Excerpts from an interface dataset
=== Begin Enclosure ===

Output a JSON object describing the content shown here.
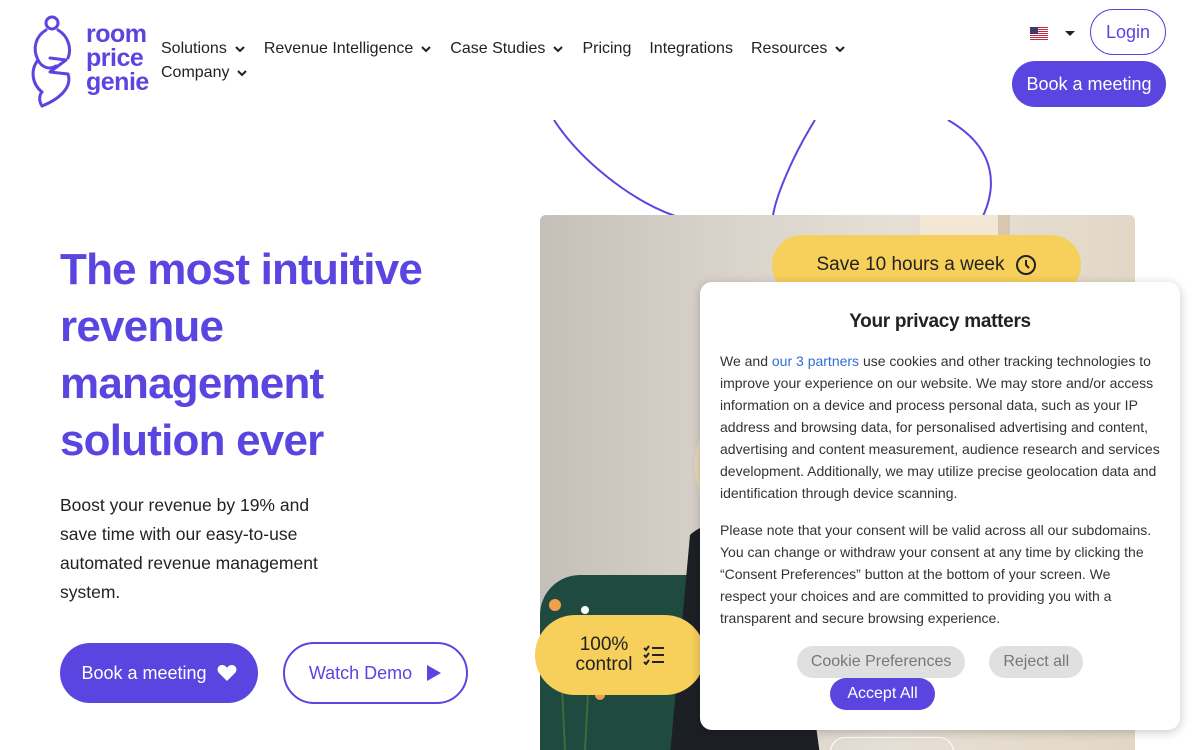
{
  "brand": {
    "logo_line1": "room",
    "logo_line2": "price",
    "logo_line3": "genie",
    "accent_color": "#5b45e0",
    "badge_color": "#f7cf5b"
  },
  "nav": {
    "items": [
      {
        "label": "Solutions",
        "has_dropdown": true
      },
      {
        "label": "Revenue Intelligence",
        "has_dropdown": true
      },
      {
        "label": "Case Studies",
        "has_dropdown": true
      },
      {
        "label": "Pricing",
        "has_dropdown": false
      },
      {
        "label": "Integrations",
        "has_dropdown": false
      },
      {
        "label": "Resources",
        "has_dropdown": true
      },
      {
        "label": "Company",
        "has_dropdown": true
      }
    ],
    "language_icon": "us-flag-icon",
    "login_label": "Login",
    "book_label": "Book a meeting"
  },
  "hero": {
    "title_lines": [
      "The most intuitive",
      "revenue",
      "management",
      "solution ever"
    ],
    "subtitle": "Boost your revenue by 19% and save time with our easy-to-use automated revenue management system.",
    "book_button": "Book a meeting",
    "demo_button": "Watch Demo"
  },
  "badges": {
    "save_text": "Save 10 hours a week",
    "control_line1": "100%",
    "control_line2": "control"
  },
  "privacy": {
    "title": "Your privacy matters",
    "p1_prefix": "We and ",
    "p1_link": "our 3 partners",
    "p1_rest": " use cookies and other tracking technologies to improve your experience on our website. We may store and/or access information on a device and process personal data, such as your IP address and browsing data, for personalised advertising and content, advertising and content measurement, audience research and services development. Additionally, we may utilize precise geolocation data and identification through device scanning.",
    "p2": "Please note that your consent will be valid across all our subdomains. You can change or withdraw your consent at any time by clicking the “Consent Preferences” button at the bottom of your screen. We respect your choices and are committed to providing you with a transparent and secure browsing experience.",
    "preferences_label": "Cookie Preferences",
    "reject_label": "Reject all",
    "accept_label": "Accept All"
  }
}
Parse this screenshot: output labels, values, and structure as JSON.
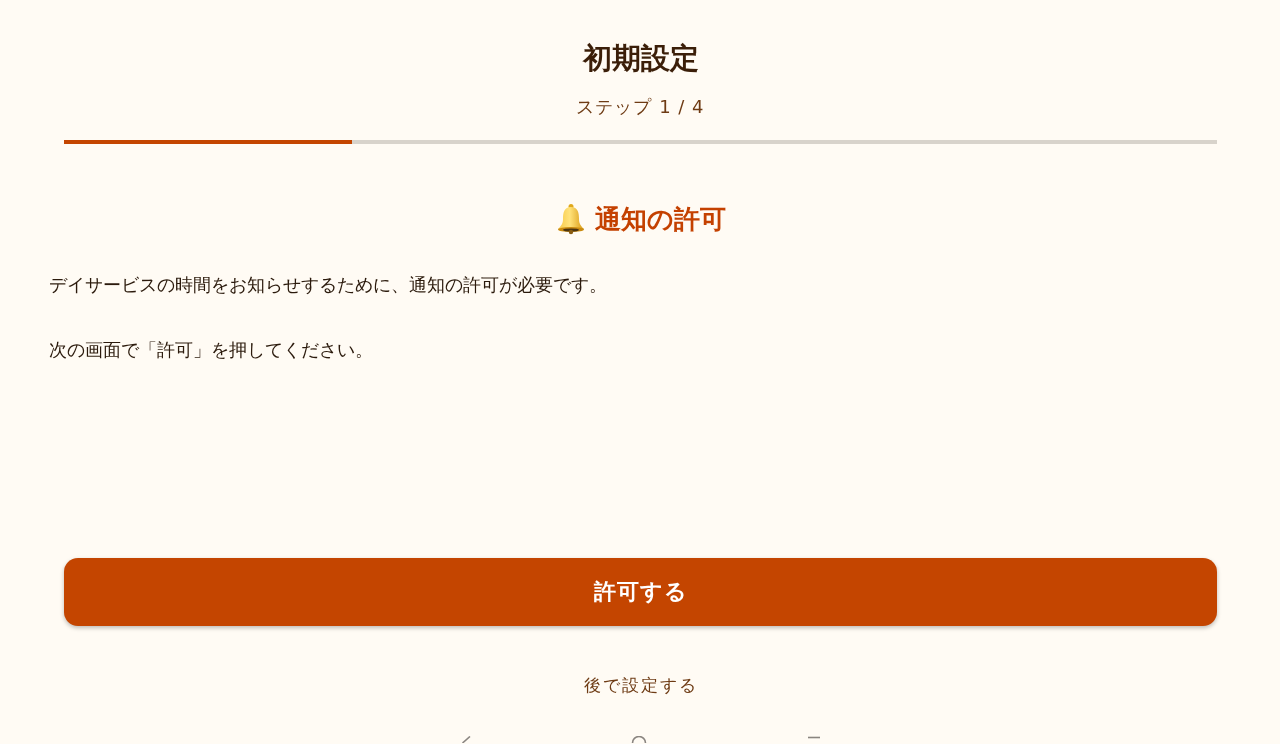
{
  "header": {
    "title": "初期設定",
    "step": "ステップ 1 / 4"
  },
  "progress": {
    "level": 0.25
  },
  "section": {
    "title": "通知の許可",
    "paragraphs": [
      "デイサービスの時間をお知らせするために、通知の許可が必要です。",
      "次の画面で「許可」を押してください。"
    ]
  },
  "primary_button": {
    "label": "許可する"
  },
  "secondary_link": {
    "label": "後で設定する"
  }
}
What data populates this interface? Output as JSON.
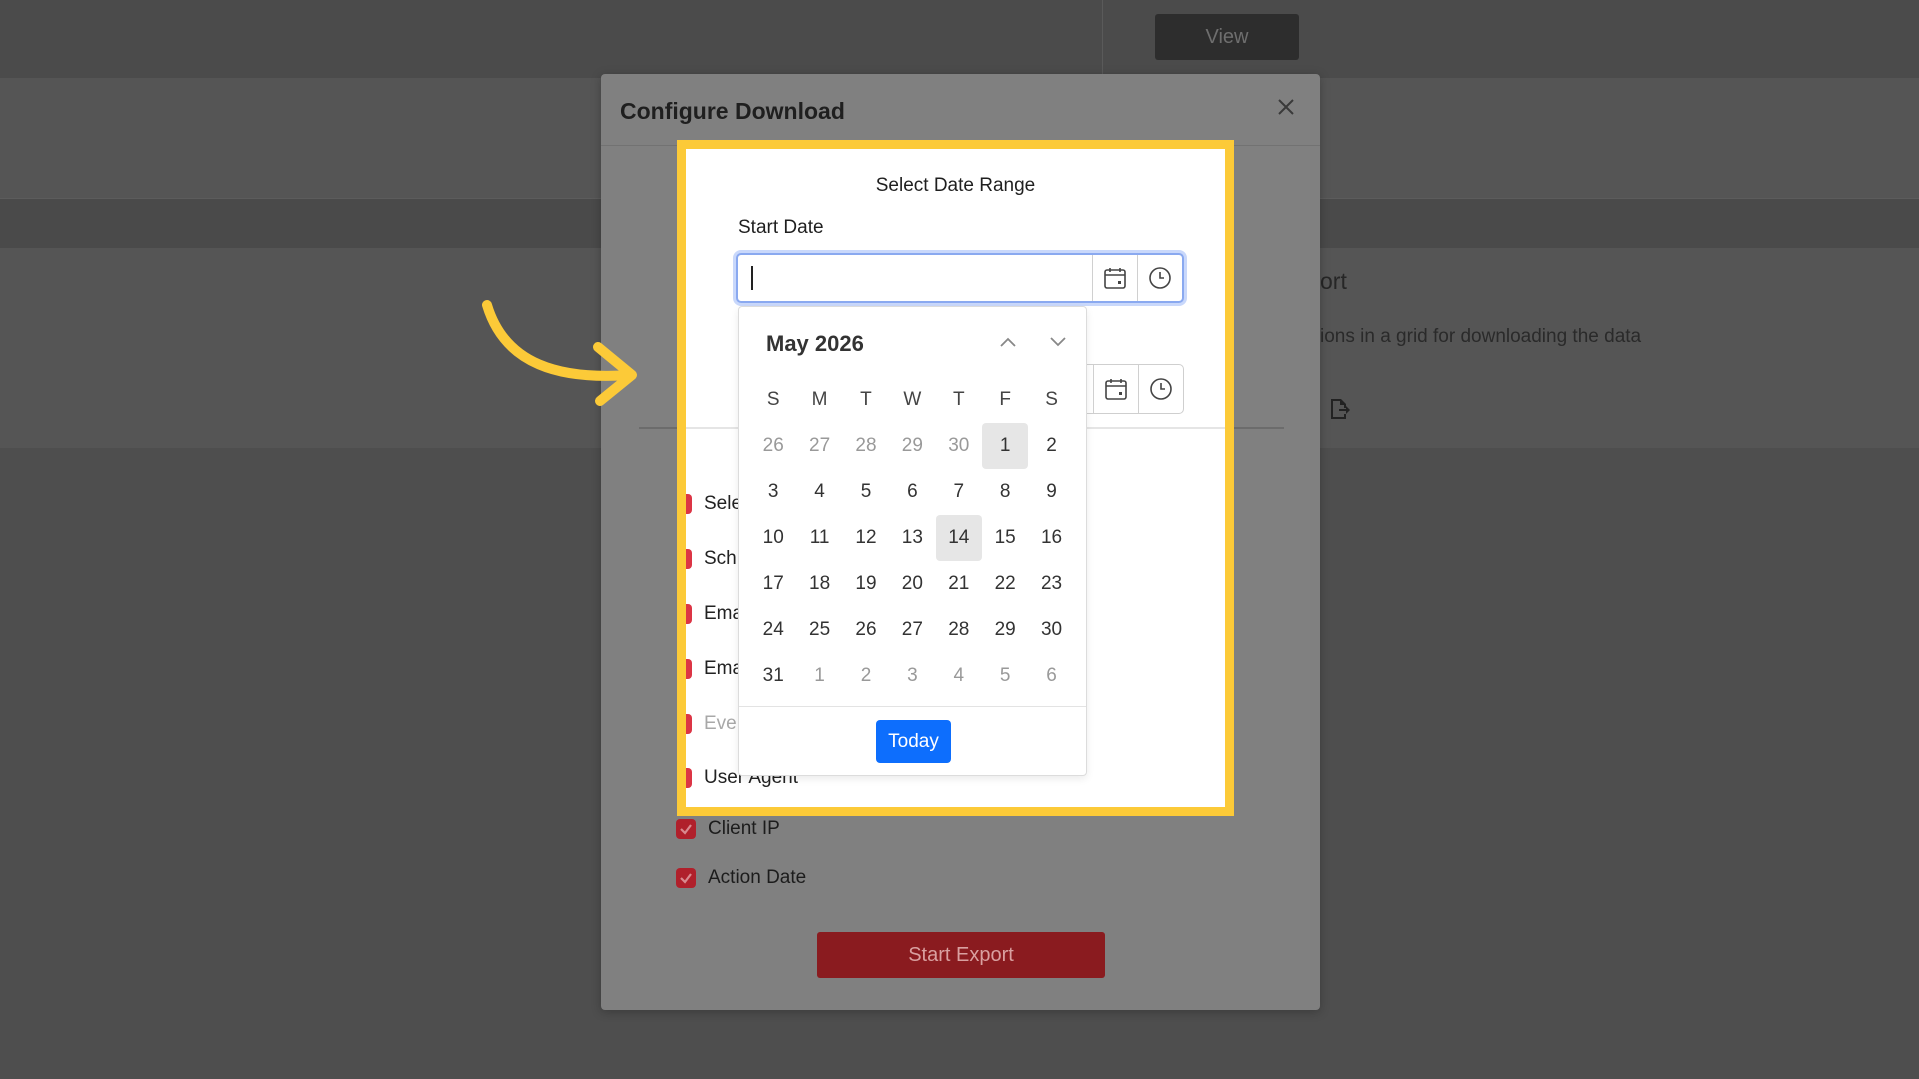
{
  "background": {
    "view_button": "View",
    "section_title": "ort",
    "section_desc": "ions in a grid for downloading the data"
  },
  "modal": {
    "title": "Configure Download",
    "columns": [
      "Client IP",
      "Action Date"
    ],
    "start_export": "Start Export"
  },
  "date_range": {
    "title": "Select Date Range",
    "start_label": "Start Date",
    "start_value": "",
    "partial_columns": [
      "Sele",
      "Sch",
      "Ema",
      "Ema",
      "Eve",
      "User Agent"
    ]
  },
  "calendar": {
    "month_label": "May 2026",
    "weekdays": [
      "S",
      "M",
      "T",
      "W",
      "T",
      "F",
      "S"
    ],
    "weeks": [
      [
        {
          "d": "26",
          "m": true
        },
        {
          "d": "27",
          "m": true
        },
        {
          "d": "28",
          "m": true
        },
        {
          "d": "29",
          "m": true
        },
        {
          "d": "30",
          "m": true
        },
        {
          "d": "1",
          "s": true
        },
        {
          "d": "2"
        }
      ],
      [
        {
          "d": "3"
        },
        {
          "d": "4"
        },
        {
          "d": "5"
        },
        {
          "d": "6"
        },
        {
          "d": "7"
        },
        {
          "d": "8"
        },
        {
          "d": "9"
        }
      ],
      [
        {
          "d": "10"
        },
        {
          "d": "11"
        },
        {
          "d": "12"
        },
        {
          "d": "13"
        },
        {
          "d": "14",
          "s": true
        },
        {
          "d": "15"
        },
        {
          "d": "16"
        }
      ],
      [
        {
          "d": "17"
        },
        {
          "d": "18"
        },
        {
          "d": "19"
        },
        {
          "d": "20"
        },
        {
          "d": "21"
        },
        {
          "d": "22"
        },
        {
          "d": "23"
        }
      ],
      [
        {
          "d": "24"
        },
        {
          "d": "25"
        },
        {
          "d": "26"
        },
        {
          "d": "27"
        },
        {
          "d": "28"
        },
        {
          "d": "29"
        },
        {
          "d": "30"
        }
      ],
      [
        {
          "d": "31"
        },
        {
          "d": "1",
          "m": true
        },
        {
          "d": "2",
          "m": true
        },
        {
          "d": "3",
          "m": true
        },
        {
          "d": "4",
          "m": true
        },
        {
          "d": "5",
          "m": true
        },
        {
          "d": "6",
          "m": true
        }
      ]
    ],
    "today_button": "Today"
  },
  "colors": {
    "highlight": "#fcca38",
    "accent": "#0d6efd",
    "checkbox": "#dc3545",
    "export": "#8a1b1f"
  }
}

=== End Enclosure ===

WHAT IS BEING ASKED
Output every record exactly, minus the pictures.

EXERCISE ANSWER
Output a JSON object describing the content shown here.
{
  "brand": {
    "logo_line1": "room",
    "logo_line2": "price",
    "logo_line3": "genie",
    "accent_color": "#5b45e0",
    "badge_color": "#f7cf5b"
  },
  "nav": {
    "items": [
      {
        "label": "Solutions",
        "has_dropdown": true
      },
      {
        "label": "Revenue Intelligence",
        "has_dropdown": true
      },
      {
        "label": "Case Studies",
        "has_dropdown": true
      },
      {
        "label": "Pricing",
        "has_dropdown": false
      },
      {
        "label": "Integrations",
        "has_dropdown": false
      },
      {
        "label": "Resources",
        "has_dropdown": true
      },
      {
        "label": "Company",
        "has_dropdown": true
      }
    ],
    "language_icon": "us-flag-icon",
    "login_label": "Login",
    "book_label": "Book a meeting"
  },
  "hero": {
    "title_lines": [
      "The most intuitive",
      "revenue",
      "management",
      "solution ever"
    ],
    "subtitle": "Boost your revenue by 19% and save time with our easy-to-use automated revenue management system.",
    "book_button": "Book a meeting",
    "demo_button": "Watch Demo"
  },
  "badges": {
    "save_text": "Save 10 hours a week",
    "control_line1": "100%",
    "control_line2": "control"
  },
  "privacy": {
    "title": "Your privacy matters",
    "p1_prefix": "We and ",
    "p1_link": "our 3 partners",
    "p1_rest": " use cookies and other tracking technologies to improve your experience on our website. We may store and/or access information on a device and process personal data, such as your IP address and browsing data, for personalised advertising and content, advertising and content measurement, audience research and services development. Additionally, we may utilize precise geolocation data and identification through device scanning.",
    "p2": "Please note that your consent will be valid across all our subdomains. You can change or withdraw your consent at any time by clicking the “Consent Preferences” button at the bottom of your screen. We respect your choices and are committed to providing you with a transparent and secure browsing experience.",
    "preferences_label": "Cookie Preferences",
    "reject_label": "Reject all",
    "accept_label": "Accept All"
  }
}
Parse this screenshot: output labels, values, and structure as JSON.
{
  "header": {
    "title": "初期設定",
    "step": "ステップ 1 / 4"
  },
  "progress": {
    "level": 0.25
  },
  "section": {
    "title": "通知の許可",
    "paragraphs": [
      "デイサービスの時間をお知らせするために、通知の許可が必要です。",
      "次の画面で「許可」を押してください。"
    ]
  },
  "primary_button": {
    "label": "許可する"
  },
  "secondary_link": {
    "label": "後で設定する"
  }
}
What data populates this interface? Output as JSON.
{
  "background": {
    "view_button": "View",
    "section_title": "ort",
    "section_desc": "ions in a grid for downloading the data"
  },
  "modal": {
    "title": "Configure Download",
    "columns": [
      "Client IP",
      "Action Date"
    ],
    "start_export": "Start Export"
  },
  "date_range": {
    "title": "Select Date Range",
    "start_label": "Start Date",
    "start_value": "",
    "partial_columns": [
      "Sele",
      "Sch",
      "Ema",
      "Ema",
      "Eve",
      "User Agent"
    ]
  },
  "calendar": {
    "month_label": "May 2026",
    "weekdays": [
      "S",
      "M",
      "T",
      "W",
      "T",
      "F",
      "S"
    ],
    "weeks": [
      [
        {
          "d": "26",
          "m": true
        },
        {
          "d": "27",
          "m": true
        },
        {
          "d": "28",
          "m": true
        },
        {
          "d": "29",
          "m": true
        },
        {
          "d": "30",
          "m": true
        },
        {
          "d": "1",
          "s": true
        },
        {
          "d": "2"
        }
      ],
      [
        {
          "d": "3"
        },
        {
          "d": "4"
        },
        {
          "d": "5"
        },
        {
          "d": "6"
        },
        {
          "d": "7"
        },
        {
          "d": "8"
        },
        {
          "d": "9"
        }
      ],
      [
        {
          "d": "10"
        },
        {
          "d": "11"
        },
        {
          "d": "12"
        },
        {
          "d": "13"
        },
        {
          "d": "14",
          "s": true
        },
        {
          "d": "15"
        },
        {
          "d": "16"
        }
      ],
      [
        {
          "d": "17"
        },
        {
          "d": "18"
        },
        {
          "d": "19"
        },
        {
          "d": "20"
        },
        {
          "d": "21"
        },
        {
          "d": "22"
        },
        {
          "d": "23"
        }
      ],
      [
        {
          "d": "24"
        },
        {
          "d": "25"
        },
        {
          "d": "26"
        },
        {
          "d": "27"
        },
        {
          "d": "28"
        },
        {
          "d": "29"
        },
        {
          "d": "30"
        }
      ],
      [
        {
          "d": "31"
        },
        {
          "d": "1",
          "m": true
        },
        {
          "d": "2",
          "m": true
        },
        {
          "d": "3",
          "m": true
        },
        {
          "d": "4",
          "m": true
        },
        {
          "d": "5",
          "m": true
        },
        {
          "d": "6",
          "m": true
        }
      ]
    ],
    "today_button": "Today"
  },
  "colors": {
    "highlight": "#fcca38",
    "accent": "#0d6efd",
    "checkbox": "#dc3545",
    "export": "#8a1b1f"
  }
}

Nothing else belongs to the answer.